When you write out the entries, keep every line exactly as it appears.

::: Records to use :::

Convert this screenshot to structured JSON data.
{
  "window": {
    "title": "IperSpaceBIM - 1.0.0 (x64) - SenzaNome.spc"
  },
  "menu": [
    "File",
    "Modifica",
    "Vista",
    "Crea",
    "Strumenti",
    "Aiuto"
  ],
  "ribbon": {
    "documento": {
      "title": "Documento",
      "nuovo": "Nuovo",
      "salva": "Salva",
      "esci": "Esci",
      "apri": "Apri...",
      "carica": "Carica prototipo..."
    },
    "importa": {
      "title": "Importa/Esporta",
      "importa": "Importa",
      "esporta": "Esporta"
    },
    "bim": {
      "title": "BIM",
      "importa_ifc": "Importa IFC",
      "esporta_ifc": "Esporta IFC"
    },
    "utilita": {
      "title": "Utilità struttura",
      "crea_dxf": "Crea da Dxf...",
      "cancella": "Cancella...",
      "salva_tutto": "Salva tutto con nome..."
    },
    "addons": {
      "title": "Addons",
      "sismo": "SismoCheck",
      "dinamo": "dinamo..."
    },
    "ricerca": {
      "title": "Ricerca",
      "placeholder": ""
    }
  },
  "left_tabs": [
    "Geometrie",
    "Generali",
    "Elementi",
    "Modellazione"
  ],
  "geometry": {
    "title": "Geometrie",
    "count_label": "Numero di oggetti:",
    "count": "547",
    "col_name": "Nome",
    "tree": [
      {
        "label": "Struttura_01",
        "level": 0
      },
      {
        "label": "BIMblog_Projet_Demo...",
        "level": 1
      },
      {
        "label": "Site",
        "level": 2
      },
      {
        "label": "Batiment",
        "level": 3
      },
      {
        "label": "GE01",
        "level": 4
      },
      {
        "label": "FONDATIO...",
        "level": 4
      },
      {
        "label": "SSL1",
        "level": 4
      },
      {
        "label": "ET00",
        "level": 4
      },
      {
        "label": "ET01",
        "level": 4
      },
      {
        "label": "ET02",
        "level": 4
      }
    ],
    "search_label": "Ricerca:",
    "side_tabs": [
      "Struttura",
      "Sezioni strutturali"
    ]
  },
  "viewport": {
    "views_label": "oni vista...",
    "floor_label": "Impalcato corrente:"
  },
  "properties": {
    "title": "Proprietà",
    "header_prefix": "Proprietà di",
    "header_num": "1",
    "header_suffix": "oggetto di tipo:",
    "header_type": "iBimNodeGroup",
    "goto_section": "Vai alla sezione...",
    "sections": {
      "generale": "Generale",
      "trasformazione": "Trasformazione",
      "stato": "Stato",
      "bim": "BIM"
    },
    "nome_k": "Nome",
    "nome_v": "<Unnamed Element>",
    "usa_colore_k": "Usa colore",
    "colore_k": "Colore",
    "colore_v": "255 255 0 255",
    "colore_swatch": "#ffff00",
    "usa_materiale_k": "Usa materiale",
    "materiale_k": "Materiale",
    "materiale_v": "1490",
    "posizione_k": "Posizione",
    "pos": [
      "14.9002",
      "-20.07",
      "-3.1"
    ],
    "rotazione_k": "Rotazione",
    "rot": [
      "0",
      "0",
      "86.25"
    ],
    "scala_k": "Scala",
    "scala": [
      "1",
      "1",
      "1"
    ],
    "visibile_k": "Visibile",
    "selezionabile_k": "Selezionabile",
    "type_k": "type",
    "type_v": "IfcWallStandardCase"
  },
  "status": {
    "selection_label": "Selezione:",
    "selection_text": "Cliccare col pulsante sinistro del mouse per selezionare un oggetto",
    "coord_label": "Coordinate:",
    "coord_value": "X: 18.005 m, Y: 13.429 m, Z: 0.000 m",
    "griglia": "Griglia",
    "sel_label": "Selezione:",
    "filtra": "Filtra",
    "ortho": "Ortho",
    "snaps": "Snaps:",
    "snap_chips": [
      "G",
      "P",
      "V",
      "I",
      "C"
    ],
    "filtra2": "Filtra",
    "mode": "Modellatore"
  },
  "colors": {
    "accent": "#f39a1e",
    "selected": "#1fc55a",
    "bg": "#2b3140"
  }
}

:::

● **Expected output**
Convert this screenshot to structured JSON data.
{
  "window": {
    "title": "IperSpaceBIM - 1.0.0 (x64) - SenzaNome.spc"
  },
  "menu": [
    "File",
    "Modifica",
    "Vista",
    "Crea",
    "Strumenti",
    "Aiuto"
  ],
  "ribbon": {
    "documento": {
      "title": "Documento",
      "nuovo": "Nuovo",
      "salva": "Salva",
      "esci": "Esci",
      "apri": "Apri...",
      "carica": "Carica prototipo..."
    },
    "importa": {
      "title": "Importa/Esporta",
      "importa": "Importa",
      "esporta": "Esporta"
    },
    "bim": {
      "title": "BIM",
      "importa_ifc": "Importa IFC",
      "esporta_ifc": "Esporta IFC"
    },
    "utilita": {
      "title": "Utilità struttura",
      "crea_dxf": "Crea da Dxf...",
      "cancella": "Cancella...",
      "salva_tutto": "Salva tutto con nome..."
    },
    "addons": {
      "title": "Addons",
      "sismo": "SismoCheck",
      "dinamo": "dinamo..."
    },
    "ricerca": {
      "title": "Ricerca",
      "placeholder": ""
    }
  },
  "left_tabs": [
    "Geometrie",
    "Generali",
    "Elementi",
    "Modellazione"
  ],
  "geometry": {
    "title": "Geometrie",
    "count_label": "Numero di oggetti:",
    "count": "547",
    "col_name": "Nome",
    "tree": [
      {
        "label": "Struttura_01",
        "level": 0
      },
      {
        "label": "BIMblog_Projet_Demo...",
        "level": 1
      },
      {
        "label": "Site",
        "level": 2
      },
      {
        "label": "Batiment",
        "level": 3
      },
      {
        "label": "GE01",
        "level": 4
      },
      {
        "label": "FONDATIO...",
        "level": 4
      },
      {
        "label": "SSL1",
        "level": 4
      },
      {
        "label": "ET00",
        "level": 4
      },
      {
        "label": "ET01",
        "level": 4
      },
      {
        "label": "ET02",
        "level": 4
      }
    ],
    "search_label": "Ricerca:",
    "side_tabs": [
      "Struttura",
      "Sezioni strutturali"
    ]
  },
  "viewport": {
    "views_label": "oni vista...",
    "floor_label": "Impalcato corrente:"
  },
  "properties": {
    "title": "Proprietà",
    "header_prefix": "Proprietà di",
    "header_num": "1",
    "header_suffix": "oggetto di tipo:",
    "header_type": "iBimNodeGroup",
    "goto_section": "Vai alla sezione...",
    "sections": {
      "generale": "Generale",
      "trasformazione": "Trasformazione",
      "stato": "Stato",
      "bim": "BIM"
    },
    "nome_k": "Nome",
    "nome_v": "<Unnamed Element>",
    "usa_colore_k": "Usa colore",
    "colore_k": "Colore",
    "colore_v": "255 255 0 255",
    "colore_swatch": "#ffff00",
    "usa_materiale_k": "Usa materiale",
    "materiale_k": "Materiale",
    "materiale_v": "1490",
    "posizione_k": "Posizione",
    "pos": [
      "14.9002",
      "-20.07",
      "-3.1"
    ],
    "rotazione_k": "Rotazione",
    "rot": [
      "0",
      "0",
      "86.25"
    ],
    "scala_k": "Scala",
    "scala": [
      "1",
      "1",
      "1"
    ],
    "visibile_k": "Visibile",
    "selezionabile_k": "Selezionabile",
    "type_k": "type",
    "type_v": "IfcWallStandardCase"
  },
  "status": {
    "selection_label": "Selezione:",
    "selection_text": "Cliccare col pulsante sinistro del mouse per selezionare un oggetto",
    "coord_label": "Coordinate:",
    "coord_value": "X: 18.005 m, Y: 13.429 m, Z: 0.000 m",
    "griglia": "Griglia",
    "sel_label": "Selezione:",
    "filtra": "Filtra",
    "ortho": "Ortho",
    "snaps": "Snaps:",
    "snap_chips": [
      "G",
      "P",
      "V",
      "I",
      "C"
    ],
    "filtra2": "Filtra",
    "mode": "Modellatore"
  },
  "colors": {
    "accent": "#f39a1e",
    "selected": "#1fc55a",
    "bg": "#2b3140"
  }
}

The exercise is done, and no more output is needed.